Home > Colonial Encounters | The American Revolution | Slavery and Reform | 19th Century Industry
From first contact between Europeans and Native People through King Philip's War explore the different cultures and America's bloodiest war all where it actually happened.
Colonial Encounters includes the following institutions and a brief description of their program offerings.
American Antiquarian SocietyThis full-day workshop explores the written records of Europeans of their first encounters with native peoples and the narratives describing and promoting their activities in the first fifty years of settlement. The day includes a lecture and discussion by a prominent historian, a tour of the library, curator demonstrations and a workshop where participants explore a variety of original books, broadsheets and images. Groups can choose from the various workshop components outlined below.
Good News From New EnglandThe theology of the Pilgrims and Puritans is explored in this workshop that examines how their religious views influenced their relationship with the land, the native peoples and their concept of themselves. We also place these early settlers in an Atlantic World context as we examine how these settlers interacted through letters and printed texts with England and Europe. Some of the text studied include "A Model of Christian Charity," the sermon by John Winthrop in which "the city upon a hill" is first referenced; Eliott's Indian Bible printed in the language of the Algonquin Indians; History of Plimouth Plantation by William Bradford; and Good Newes from New England by Edward Winslow, which extolled the success of the evangelical mission to convert New England natives in an effort to raise money for the cause.
War and WordsThis session examines the early narratives and images of the Pequot and King Philip's Wars and how the conscious crafting of these early histories defined the participants on both sides of these conflicts.
Picturing the New WorldWe look at early maps, sketches, paintings and prints to examine how Europeans imagined and perceived the new world. This session also looks at various examples of early portraiture to explore how both colonists and natives imagined and presented themselves across the Atlantic World.
The Deerfield Teacher's Center of the Pocumtuck Valley Memorial Association

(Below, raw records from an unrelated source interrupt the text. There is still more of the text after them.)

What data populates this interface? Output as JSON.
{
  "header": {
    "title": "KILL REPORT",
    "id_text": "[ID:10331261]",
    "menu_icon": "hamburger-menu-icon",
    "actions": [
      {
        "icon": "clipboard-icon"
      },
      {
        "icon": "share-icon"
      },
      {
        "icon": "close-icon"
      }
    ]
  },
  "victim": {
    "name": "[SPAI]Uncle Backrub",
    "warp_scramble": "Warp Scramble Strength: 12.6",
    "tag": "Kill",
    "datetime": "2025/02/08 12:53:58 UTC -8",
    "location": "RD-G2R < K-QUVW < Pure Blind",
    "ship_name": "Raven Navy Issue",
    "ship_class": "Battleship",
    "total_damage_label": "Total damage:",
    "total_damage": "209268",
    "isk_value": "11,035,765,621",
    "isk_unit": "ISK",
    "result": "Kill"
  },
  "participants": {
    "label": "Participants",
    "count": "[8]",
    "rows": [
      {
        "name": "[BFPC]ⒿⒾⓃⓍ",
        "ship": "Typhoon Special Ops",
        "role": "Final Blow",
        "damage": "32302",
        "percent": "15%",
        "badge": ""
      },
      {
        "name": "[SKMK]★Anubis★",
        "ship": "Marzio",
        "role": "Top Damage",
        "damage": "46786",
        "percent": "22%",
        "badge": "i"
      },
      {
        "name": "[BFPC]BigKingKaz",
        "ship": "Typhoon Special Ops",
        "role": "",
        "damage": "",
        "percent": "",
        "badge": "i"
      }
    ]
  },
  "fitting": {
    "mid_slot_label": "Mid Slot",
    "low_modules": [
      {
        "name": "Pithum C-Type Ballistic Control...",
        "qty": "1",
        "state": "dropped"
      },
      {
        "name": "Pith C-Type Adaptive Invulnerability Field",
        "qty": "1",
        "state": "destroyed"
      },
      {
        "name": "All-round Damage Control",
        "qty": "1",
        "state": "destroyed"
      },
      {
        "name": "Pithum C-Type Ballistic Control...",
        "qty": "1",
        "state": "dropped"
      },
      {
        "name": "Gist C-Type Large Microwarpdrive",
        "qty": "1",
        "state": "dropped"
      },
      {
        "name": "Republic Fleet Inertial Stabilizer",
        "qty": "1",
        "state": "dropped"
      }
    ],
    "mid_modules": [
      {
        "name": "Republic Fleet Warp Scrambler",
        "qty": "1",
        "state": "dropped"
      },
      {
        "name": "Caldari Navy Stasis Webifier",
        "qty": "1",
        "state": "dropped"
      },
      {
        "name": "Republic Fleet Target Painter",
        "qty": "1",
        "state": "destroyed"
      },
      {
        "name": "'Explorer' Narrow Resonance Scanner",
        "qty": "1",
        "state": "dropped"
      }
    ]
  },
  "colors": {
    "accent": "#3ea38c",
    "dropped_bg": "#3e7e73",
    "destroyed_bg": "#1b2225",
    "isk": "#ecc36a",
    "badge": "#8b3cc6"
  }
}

Captivated: The Many Stories of 1704Periodic attacks by French and Native Americans were a fact of life for New Englanders through much of the colonial period, particularly for those living in communities in the northern and western parts of the region. In the pre-dawn hours of February 29, 1704, a force of French and Native allies launched a daring raid on the English settlement of Deerfield, Massachusetts, situated in the Pocumtuck homeland. 112 Deerfield men, women, and children were captured and taken on a 300-mile forced march to Canada in harsh winter conditions. Was this dramatic pre-dawn assault in contested lands an unprovoked, brutal attack on an innocent village of English settlers? Was it a justified military action against a stockaded settlement in a Native homeland? Or was it something else? The Captivated program explores this event and its context from the perspectives of the individuals and cultural groups involved. The 3-hour program includes "Voices of 1704," a first-person narrative in the reproduction Indian House Children's Museum; a 50-minute program in the Memorial Hall Museum where teachers can view and discuss artifacts related to the raid including the famous "Indian House Door"; and a hands-on, primary source exploration of New England captivity. The full-day program offers all of the above elements of the short program but also includes a walking tour of the Street where the raid occurred, a visit to the Albany Road Burying Ground, and an interactive activity using PVMA's award-winning website, Raid on Deerfield: The Many Stories of 1704. The Captivated program is designed for educators of grades 4-12.
Two Cultures, One Story: The Wampanoag and Pilgrims in early 17th century New EnglandIn order to understand why things happened in the past, we need to understand the people who made the history. Your group will be welcomed to the museum by a Native museum educator and a colonial educator who will provide an overview of Wampanoag and English colonial culture and world view in the 17th century. Next, your group will visit the museum's interactive living history sites, using them as learning laboratories. In the afternoon, there are several activity options that can be tailored to the focus of your grant. Options include a primary source workshops analyzing the Mayflower Compact, the 1621 Treaty or the "First Thanksgiving;" hands-on historical activities; or a lecture on topics such as 17th century religion or King Philip's War. Your day includes admission, materials, and a visit to Mayflower II.
Rhode Island Historical Society
A Time of Divine ProvidenceWhen Roger Williams settled at the mouth of a spring in the place he named Providence, he brought with him ideas that broke from the Puritan settlers of Plimoth, Massachusetts Bay and Connecticut. His idea of the liberty of conscience shaped the physical and ideological landscape of what came to be the State of Rhode Island and Providence Plantations and the nation as whole. Come explore the area of Roger Williams's settlement and discover what this seeker found and made as distinct from the Puritan community from which he came.and that demanded he leave. Discuss the origins of the separation of church and state and come to a better understanding of the profound influence of this thinker.
Historic New England
First Settlers, Early ColonistsThis program immerses participants in early local history in an authentic seventeenth century setting. Role-playing workshops explore the 1660s through tasks that children had to master as members of a family. Tour of Spencer-Pierce Little Farm, Dole-Little House, Coffin House (MA); Arnold House, Clemens-Irons House (RI).
Spencer-Pierce Little Farm